I recently returned from a week-long “vacation” with my family up at the house my mom shares with her husband on Lake Michigan. The whole Karle clan came, including my brother and his boyfriend Brian from NYC, and my Michigan brother with his family, plus my mom and her husband Tom. Since my two brothers and my sister-in-law all have birthdays around this time, we usually celebrate when we are all together in the summer. I had separately decided to plan ahead this year and take a day to cook a special meal for the food-lovers among us. As it turned out, the foodlover dinner ended up being combined with the birthday celebration, for the major food event of the week.
I knew off the bat I wouldn’t make everyone happy with every offering, as the group included two children, one diabetic on a strict diet, and one all-around lifelong picky eater. Happily, there were four of us who are genuine foodie-types, and two others who love good food – they are just married to diabetics/lifelong picky eaters. So I wanted to indulge us adventurous types but not make the others feel left out of the party.
I decided the basis of the meal would come from my longstanding favorite summer menu, which appeared in a piece called “Picnic In The Vines” in the May 1995 issue of Gourmet magazine. (I keep my tattered, splattered copy in a box of old cooking magazines in the basement – one of the few issues that didn’t get weeded when I moved from NYC to Michigan.) I usually try to do this menu once a year in some form as it is great for entertaining. Since it is meant to be for a picnic, all the dishes can be made ahead and served at room temperature. For this particular incarnation I decided to only make four of the cornerstones of the menu. The add-ons (deviled eggs; clams and oysters cooked on the grill, crabmeat dip, and a store-bought ice-cream cake for dessert) were a bit of a mishmash, but they added to the celebratory vibe – again, I wanted to make sure there was something special for everyone present.
For the main dish, I served spiced poussins. Well, they were not really poussins, since it would be a challenge to find poussins around Ann Arbor, let alone up north. In any event I was able to procure some very nice whole chickens from a great market in Traverse City called Burritt’s, which is also where we found the oysters and clams (fresh from the Atlantic – not the Great Lakes! Brian is from Boston, so it’s become his little tradition to make the midwesterners eat shellfish). I had the butcher cut the whole chickens into serving pieces, and after marinating for several hours in the Moroccan spice mixture, we (well, Lenny) cooked them on the grill. I chose the grill over the oven (as instructed in the recipe) as the size of the pieces varied greatly, so “we” needed the freedom to move them around to cook them all evenly.

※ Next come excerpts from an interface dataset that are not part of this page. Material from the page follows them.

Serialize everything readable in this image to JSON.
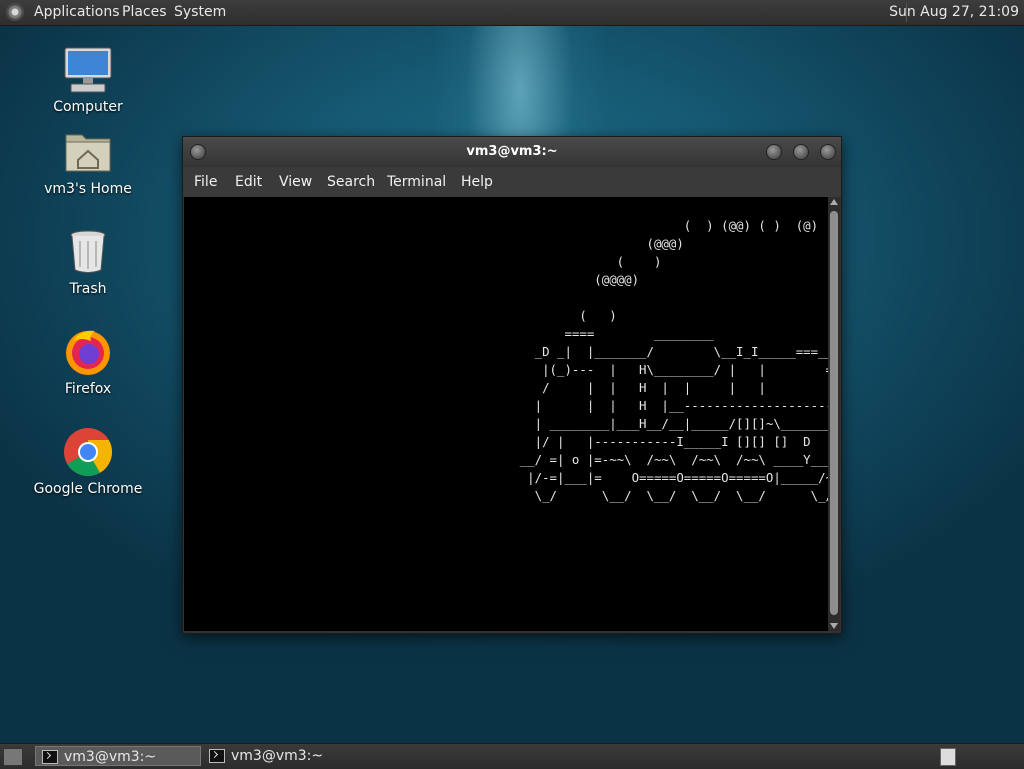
{
  "top_panel": {
    "menu": [
      "Applications",
      "Places",
      "System"
    ],
    "clock": "Sun Aug 27, 21:09"
  },
  "desktop_icons": [
    {
      "label": "Computer",
      "icon": "computer-icon"
    },
    {
      "label": "vm3's Home",
      "icon": "home-folder-icon"
    },
    {
      "label": "Trash",
      "icon": "trash-icon"
    },
    {
      "label": "Firefox",
      "icon": "firefox-icon"
    },
    {
      "label": "Google Chrome",
      "icon": "chrome-icon"
    }
  ],
  "terminal": {
    "title": "vm3@vm3:~",
    "menu": [
      "File",
      "Edit",
      "View",
      "Search",
      "Terminal",
      "Help"
    ],
    "output": "                                                                   (  ) (@@) ( )  (@)  ()    @@    O     @@\n                                                              (@@@)\n                                                          (    )\n                                                       (@@@@)\n\n                                                     (   )\n                                                   ====        ________                ___________\n                                               _D _|  |_______/        \\__I_I_____===__|_________|\n                                                |(_)---  |   H\\________/ |   |        =|___ ___|   \n                                                /     |  |   H  |  |     |   |         ||_| |_||   \n                                               |      |  |   H  |__--------------------| [___] |   \n                                               | ________|___H__/__|_____/[][]~\\_______|       |   \n                                               |/ |   |-----------I_____I [][] []  D   |=======|__ \n                                             __/ =| o |=-~~\\  /~~\\  /~~\\  /~~\\ ____Y___________|__ \n                                              |/-=|___|=    O=====O=====O=====O|_____/~\\___/       \n                                               \\_/      \\__/  \\__/  \\__/  \\__/      \\_/            "
  },
  "taskbar": {
    "tasks": [
      "vm3@vm3:~",
      "vm3@vm3:~"
    ]
  }
}
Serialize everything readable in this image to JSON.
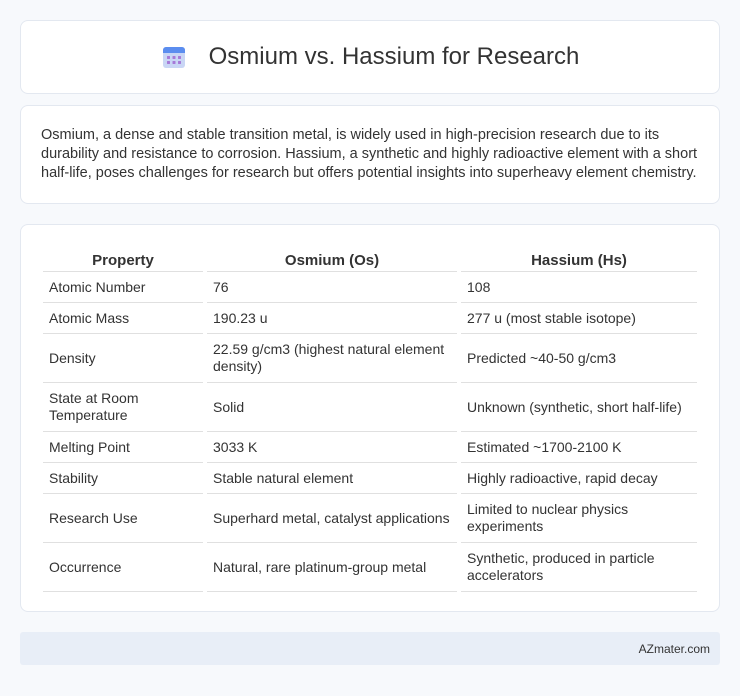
{
  "header": {
    "title": "Osmium vs. Hassium for Research",
    "icon": "calendar-icon"
  },
  "intro": {
    "text": "Osmium, a dense and stable transition metal, is widely used in high-precision research due to its durability and resistance to corrosion. Hassium, a synthetic and highly radioactive element with a short half-life, poses challenges for research but offers potential insights into superheavy element chemistry."
  },
  "table": {
    "headers": [
      "Property",
      "Osmium (Os)",
      "Hassium (Hs)"
    ],
    "rows": [
      [
        "Atomic Number",
        "76",
        "108"
      ],
      [
        "Atomic Mass",
        "190.23 u",
        "277 u (most stable isotope)"
      ],
      [
        "Density",
        "22.59 g/cm3 (highest natural element density)",
        "Predicted ~40-50 g/cm3"
      ],
      [
        "State at Room Temperature",
        "Solid",
        "Unknown (synthetic, short half-life)"
      ],
      [
        "Melting Point",
        "3033 K",
        "Estimated ~1700-2100 K"
      ],
      [
        "Stability",
        "Stable natural element",
        "Highly radioactive, rapid decay"
      ],
      [
        "Research Use",
        "Superhard metal, catalyst applications",
        "Limited to nuclear physics experiments"
      ],
      [
        "Occurrence",
        "Natural, rare platinum-group metal",
        "Synthetic, produced in particle accelerators"
      ]
    ]
  },
  "footer": {
    "text": "AZmater.com"
  }
}
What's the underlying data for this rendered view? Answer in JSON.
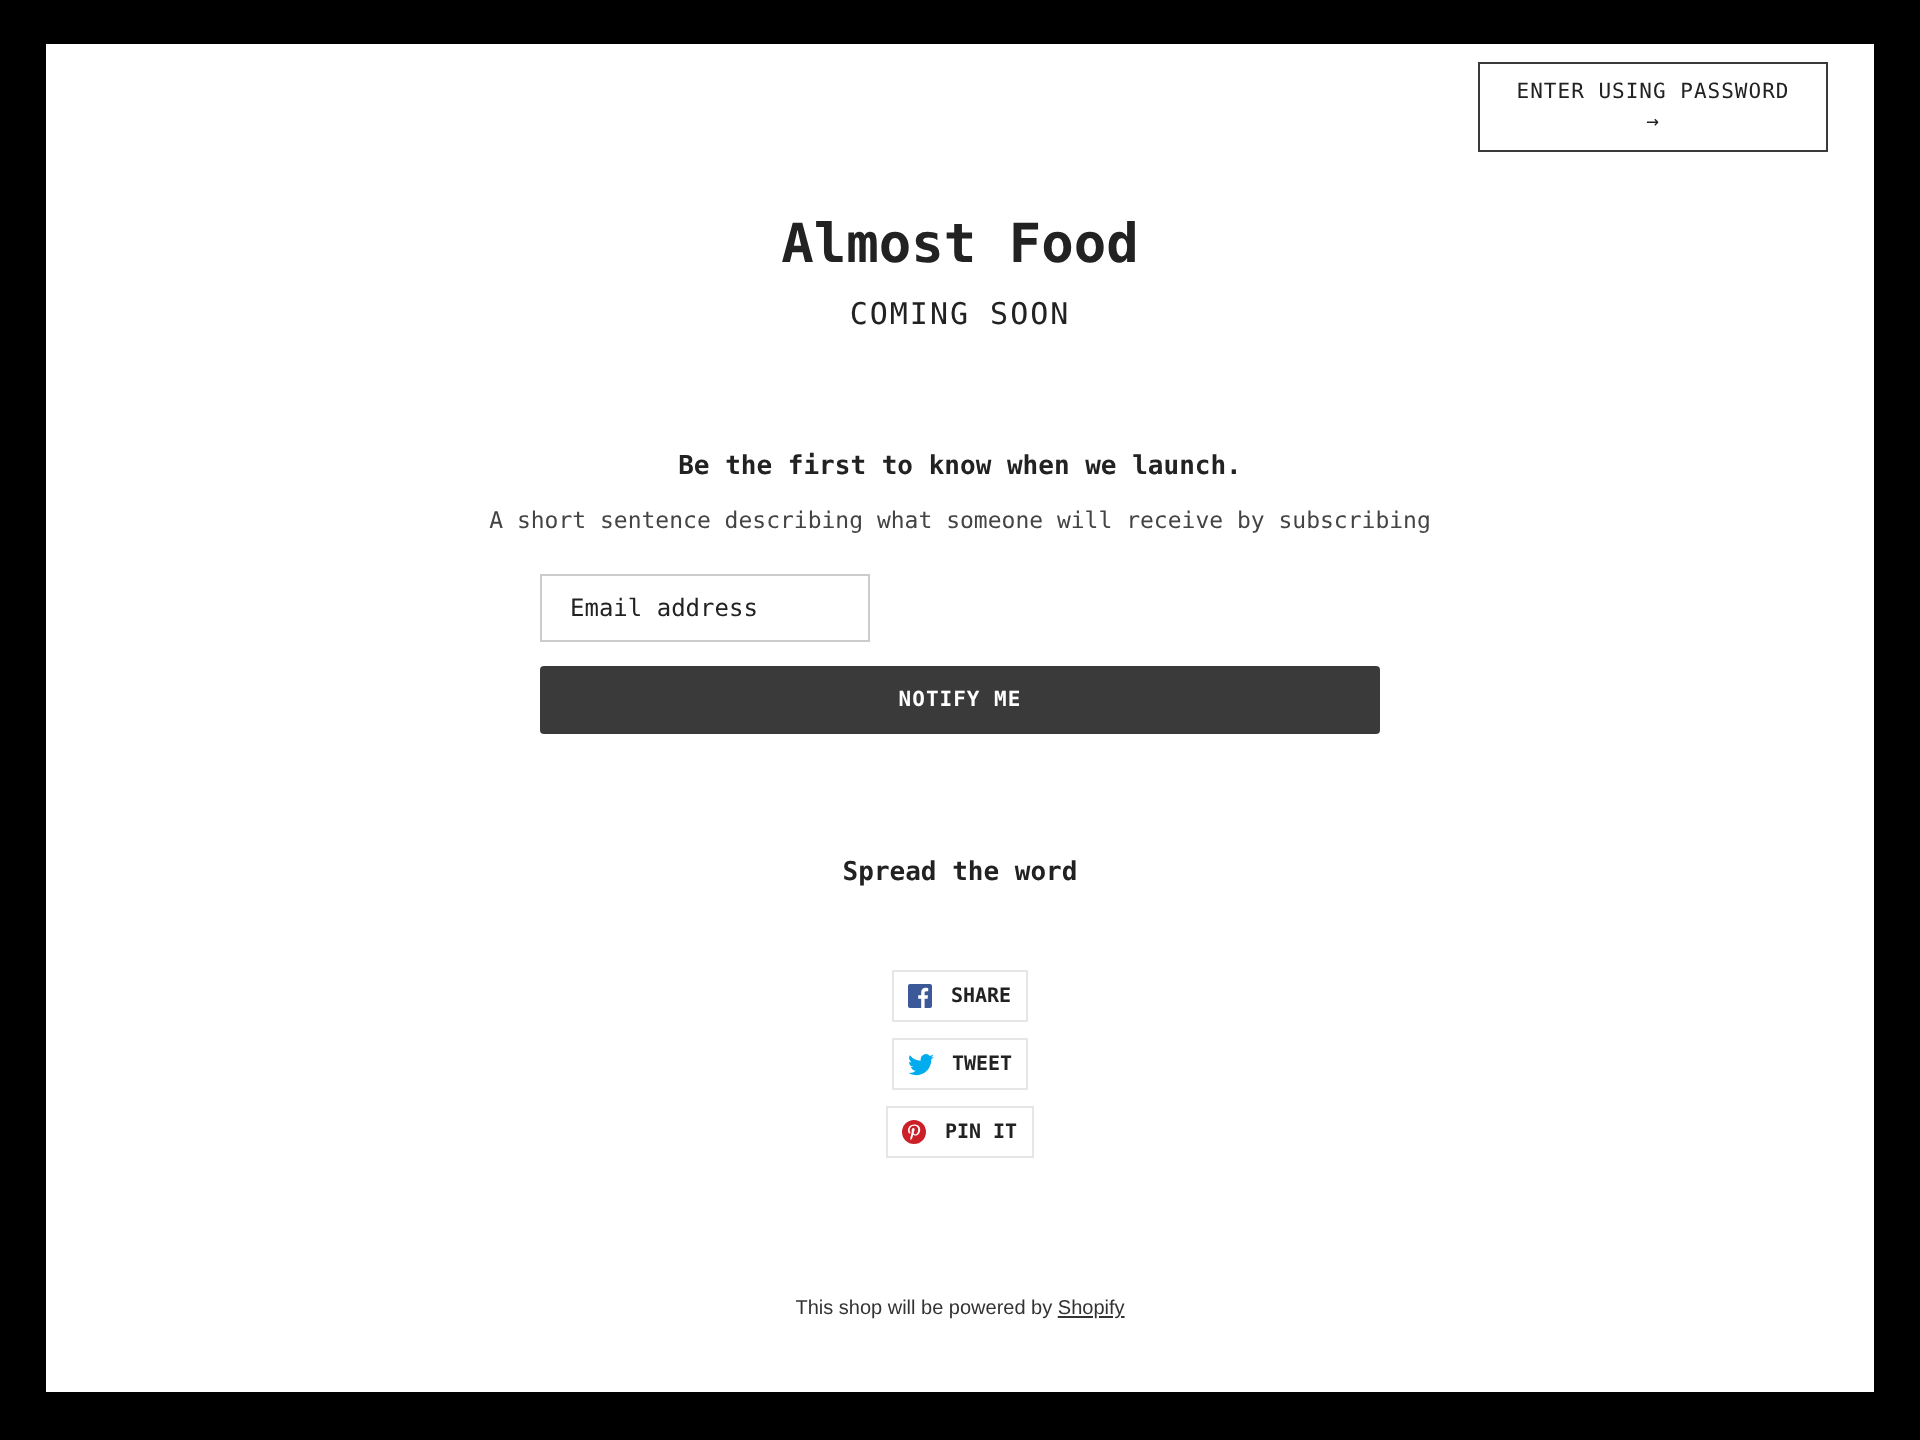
{
  "password_button": {
    "label": "ENTER USING PASSWORD",
    "arrow": "→"
  },
  "header": {
    "title": "Almost Food",
    "subtitle": "COMING SOON"
  },
  "signup": {
    "heading": "Be the first to know when we launch.",
    "text": "A short sentence describing what someone will receive by subscribing",
    "email": {
      "placeholder": "Email address"
    },
    "button": "NOTIFY ME"
  },
  "share": {
    "heading": "Spread the word",
    "buttons": [
      {
        "kind": "facebook",
        "label": "SHARE"
      },
      {
        "kind": "twitter",
        "label": "TWEET"
      },
      {
        "kind": "pinterest",
        "label": "PIN IT"
      }
    ]
  },
  "footer": {
    "text": "This shop will be powered by",
    "link": "Shopify"
  }
}
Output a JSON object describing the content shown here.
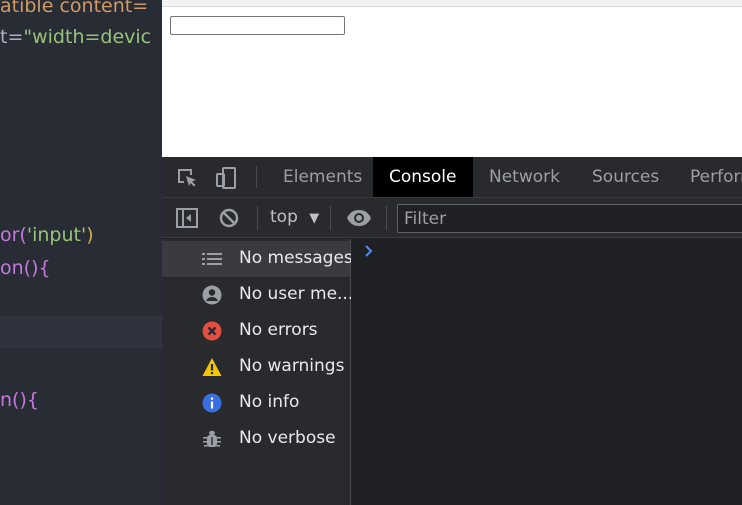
{
  "editor": {
    "lines": [
      {
        "parts": [
          {
            "t": "atible ",
            "c": "tok-attr"
          },
          {
            "t": " content=",
            "c": "tok-attr"
          }
        ]
      },
      {
        "parts": [
          {
            "t": "t=",
            "c": "tok-plain"
          },
          {
            "t": "\"width=devic",
            "c": "tok-str"
          }
        ]
      },
      {
        "parts": [
          {
            "t": "or(",
            "c": "tok-fn"
          },
          {
            "t": "'input'",
            "c": "tok-str"
          },
          {
            "t": ")",
            "c": "tok-paren"
          }
        ]
      },
      {
        "parts": [
          {
            "t": "on(){",
            "c": "tok-fn"
          }
        ]
      },
      {
        "parts": [
          {
            "t": "n(){",
            "c": "tok-fn"
          }
        ]
      }
    ]
  },
  "devtools": {
    "tabs": [
      "Elements",
      "Console",
      "Network",
      "Sources",
      "Perform"
    ],
    "active_tab": "Console",
    "toolbar": {
      "context": "top",
      "filter_placeholder": "Filter"
    },
    "sidebar": [
      {
        "label": "No messages",
        "icon": "list-icon",
        "selected": true
      },
      {
        "label": "No user me...",
        "icon": "user-icon"
      },
      {
        "label": "No errors",
        "icon": "error-icon"
      },
      {
        "label": "No warnings",
        "icon": "warning-icon"
      },
      {
        "label": "No info",
        "icon": "info-icon"
      },
      {
        "label": "No verbose",
        "icon": "bug-icon"
      }
    ]
  },
  "colors": {
    "error": "#e54d42",
    "warning": "#f2c500",
    "info": "#3b6ee0",
    "prompt": "#4d8ef8"
  }
}
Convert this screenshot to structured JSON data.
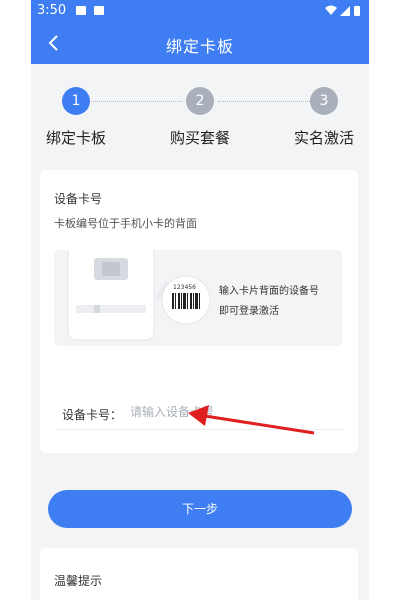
{
  "status_bar": {
    "time": "3:50"
  },
  "nav": {
    "title": "绑定卡板"
  },
  "steps": [
    {
      "number": "1",
      "label": "绑定卡板",
      "active": true
    },
    {
      "number": "2",
      "label": "购买套餐",
      "active": false
    },
    {
      "number": "3",
      "label": "实名激活",
      "active": false
    }
  ],
  "card": {
    "title": "设备卡号",
    "subtitle": "卡板编号位于手机小卡的背面",
    "illustration": {
      "barcode_number": "123456",
      "line1": "输入卡片背面的设备号",
      "line2": "即可登录激活"
    },
    "field_label": "设备卡号：",
    "field_placeholder": "请输入设备卡号",
    "field_value": ""
  },
  "next_button": "下一步",
  "tips_title": "温馨提示",
  "colors": {
    "primary": "#3f7ef2",
    "step_inactive": "#a9b0bc",
    "background": "#f3f4f6",
    "annotation_arrow": "#e02020"
  }
}
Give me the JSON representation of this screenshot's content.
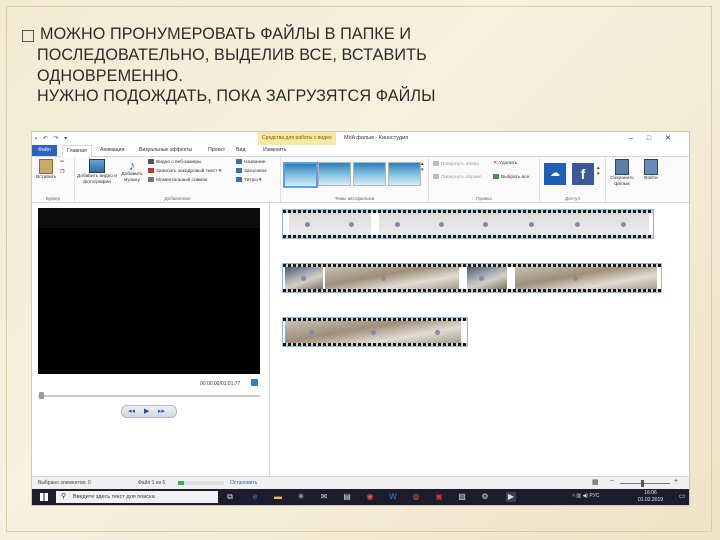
{
  "slide": {
    "heading_lines": [
      "МОЖНО ПРОНУМЕРОВАТЬ ФАЙЛЫ В ПАПКЕ И",
      "ПОСЛЕДОВАТЕЛЬНО, ВЫДЕЛИВ ВСЕ, ВСТАВИТЬ",
      "ОДНОВРЕМЕННО.",
      "НУЖНО ПОДОЖДАТЬ, ПОКА ЗАГРУЗЯТСЯ ФАЙЛЫ"
    ],
    "background": "#f7efd9"
  },
  "window": {
    "context_tab": "Средства для работы с видео",
    "title": "Мой фильм - Киностудия",
    "controls": [
      "–",
      "□",
      "✕"
    ]
  },
  "tabs": {
    "file": "Файл",
    "items": [
      "Главная",
      "Анимация",
      "Визуальные эффекты",
      "Проект",
      "Вид",
      "Изменить"
    ]
  },
  "ribbon": {
    "clipboard": {
      "paste": "Вставить",
      "group": "Буфер"
    },
    "add": {
      "add_video": "Добавить видео и фотографии",
      "add_music": "Добавить музыку",
      "webcam": "Видео с веб-камеры",
      "narration": "Записать закадровый текст",
      "snapshot": "Моментальный снимок",
      "caption": "Название",
      "title": "Заголовок",
      "credits": "Титры",
      "group": "Добавление"
    },
    "themes": {
      "group": "Темы автофильма"
    },
    "edit": {
      "rotate_left": "Повернуть влево",
      "rotate_right": "Повернуть вправо",
      "remove": "Удалить",
      "select_all": "Выбрать все",
      "group": "Правка"
    },
    "share": {
      "group": "Доступ"
    },
    "save": {
      "save_movie": "Сохранить фильм",
      "sign_in": "Войти"
    }
  },
  "preview": {
    "time": "00:00,00/01:01,77"
  },
  "status": {
    "selected": "Выбрано элементов: 0",
    "file_progress": "Файл 1 из 6",
    "stop": "Остановить",
    "progress_fraction": 0.12
  },
  "taskbar": {
    "search_placeholder": "Введите здесь текст для поиска",
    "language": "РУС",
    "time": "16:06",
    "date": "01.02.2019"
  },
  "colors": {
    "file_tab": "#2b62c2",
    "accent_selection": "#5aa0e8",
    "taskbar": "#1c1c2c",
    "progress": "#3fae49"
  }
}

The sides included fingerling potatoes with green beans, and eggplant with a basil vinaigrette. For the potatoes/green beans, I used a mixture of parsley, mint, thyme, and oregano for the herbs. My sister-in-law has since asked me if she thought it would be ok to do this recipe without the potatoes, which I’m sure would be great. I think the key is to make sure you add enough herbs, enough salt, and then let them sit at room temperature for a few hours before serving so the flavors can really blend. (I might think about adding some toasted nuts or maybe even some prosciutto, depending on what else you are planning to serve along with them).
The eggplant, which is drizzed with a basil vinaigrette and topped with chopped fresh basil and some toasted pine nuts, tasted great – although as a primarily-brown-food-thing I realize maybe the photo doesn’t look so enticing. We also did those on the grill, although I’ve also followed the recipe and done them under the broiler and they are just as good.
And finally, the piece de resistance, the tomato onion tart:
The keys to the tart are 1) use uniform size tomatoes so they lay out evenly, 2) cook the onions until there is no moisture left in them (otherwise you end up with a soggy crust), and 3) use a good quality gruyere. People seem to love this tart for its combination of sweet and savory, and it goes great with those spicy poussins. Now I have to confess my dirty little secret: if I don’t feel like making pie crust (I’m not the pie crust queen that Shana is), I just use one of the Pillsbury pie crusts that you find in the refrigerator section of the grocery store (in the long red box). You can just thaw and unroll, place in the tart pan, and you are ready to add the filling.
For dessert we had an ice-cream cake that my sister-in-law purchased in Manistee at a little ice-cream shop called Vincent’s. I personally would probably have preferred the Plum Almond Cobbler that is part of the Picnic in the Vines menu to finish off this meal, but I have to admit, as ice cream cakes go this was pretty wonderful.
The items that make up this menu all seem to be available on Epicurious, they just aren’t associated back to that “Picnic in the Vines” article. Here are links to the recipes for all the dishes I made, plus a couple others that are part of that menu that are also great.